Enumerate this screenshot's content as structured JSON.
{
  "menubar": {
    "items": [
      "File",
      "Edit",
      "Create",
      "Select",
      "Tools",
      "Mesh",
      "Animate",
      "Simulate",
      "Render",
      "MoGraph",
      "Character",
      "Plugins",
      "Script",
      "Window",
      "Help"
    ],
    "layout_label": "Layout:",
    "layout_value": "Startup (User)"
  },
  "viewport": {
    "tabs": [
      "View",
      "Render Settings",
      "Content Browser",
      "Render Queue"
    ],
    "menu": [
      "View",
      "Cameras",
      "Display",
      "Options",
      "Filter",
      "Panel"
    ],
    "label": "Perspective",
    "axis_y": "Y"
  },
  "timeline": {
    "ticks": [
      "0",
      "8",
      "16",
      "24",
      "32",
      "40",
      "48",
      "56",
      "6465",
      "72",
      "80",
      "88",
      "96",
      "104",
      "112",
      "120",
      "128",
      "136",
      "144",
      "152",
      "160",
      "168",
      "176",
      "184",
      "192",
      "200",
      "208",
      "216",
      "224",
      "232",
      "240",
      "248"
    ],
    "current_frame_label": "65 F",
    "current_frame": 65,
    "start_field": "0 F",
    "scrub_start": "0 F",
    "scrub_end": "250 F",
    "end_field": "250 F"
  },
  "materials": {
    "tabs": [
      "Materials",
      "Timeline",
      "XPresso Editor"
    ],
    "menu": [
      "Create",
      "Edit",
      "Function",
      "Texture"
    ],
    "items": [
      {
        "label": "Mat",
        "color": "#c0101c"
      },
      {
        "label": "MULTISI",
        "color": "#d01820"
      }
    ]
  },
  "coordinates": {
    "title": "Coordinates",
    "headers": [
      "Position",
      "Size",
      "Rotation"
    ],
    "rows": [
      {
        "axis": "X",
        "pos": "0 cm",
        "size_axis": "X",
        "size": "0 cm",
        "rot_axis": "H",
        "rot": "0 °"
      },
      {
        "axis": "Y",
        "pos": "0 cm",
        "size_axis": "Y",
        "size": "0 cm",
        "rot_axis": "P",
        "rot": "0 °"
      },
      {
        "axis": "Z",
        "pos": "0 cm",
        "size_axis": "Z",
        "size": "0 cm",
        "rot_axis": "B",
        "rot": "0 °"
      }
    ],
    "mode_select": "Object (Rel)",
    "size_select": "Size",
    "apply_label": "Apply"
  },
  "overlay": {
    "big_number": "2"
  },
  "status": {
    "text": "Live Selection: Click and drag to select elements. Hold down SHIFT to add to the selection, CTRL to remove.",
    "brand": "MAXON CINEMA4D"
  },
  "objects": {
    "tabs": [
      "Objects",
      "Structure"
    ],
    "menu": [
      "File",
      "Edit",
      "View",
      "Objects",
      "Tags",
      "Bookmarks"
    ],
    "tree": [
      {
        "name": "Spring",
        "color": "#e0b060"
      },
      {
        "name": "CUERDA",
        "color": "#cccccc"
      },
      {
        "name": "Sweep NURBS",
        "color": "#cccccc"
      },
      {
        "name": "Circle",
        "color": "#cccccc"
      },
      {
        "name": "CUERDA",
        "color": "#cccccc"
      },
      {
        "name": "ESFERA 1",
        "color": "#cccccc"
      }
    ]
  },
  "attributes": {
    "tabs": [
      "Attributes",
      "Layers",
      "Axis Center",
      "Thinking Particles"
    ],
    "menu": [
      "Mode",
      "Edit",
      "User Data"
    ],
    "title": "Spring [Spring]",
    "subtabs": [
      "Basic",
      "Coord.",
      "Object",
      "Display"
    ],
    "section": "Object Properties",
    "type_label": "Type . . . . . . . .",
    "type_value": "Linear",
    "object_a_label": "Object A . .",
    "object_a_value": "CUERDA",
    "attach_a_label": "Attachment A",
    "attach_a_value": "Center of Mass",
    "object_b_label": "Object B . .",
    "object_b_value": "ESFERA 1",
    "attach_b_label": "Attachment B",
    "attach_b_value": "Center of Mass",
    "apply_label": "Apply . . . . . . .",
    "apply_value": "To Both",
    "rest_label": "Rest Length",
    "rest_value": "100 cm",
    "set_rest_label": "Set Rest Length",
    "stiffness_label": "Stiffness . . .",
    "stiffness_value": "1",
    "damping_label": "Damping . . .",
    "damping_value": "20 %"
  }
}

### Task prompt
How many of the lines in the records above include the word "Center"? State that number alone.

### Reply to the exercise
3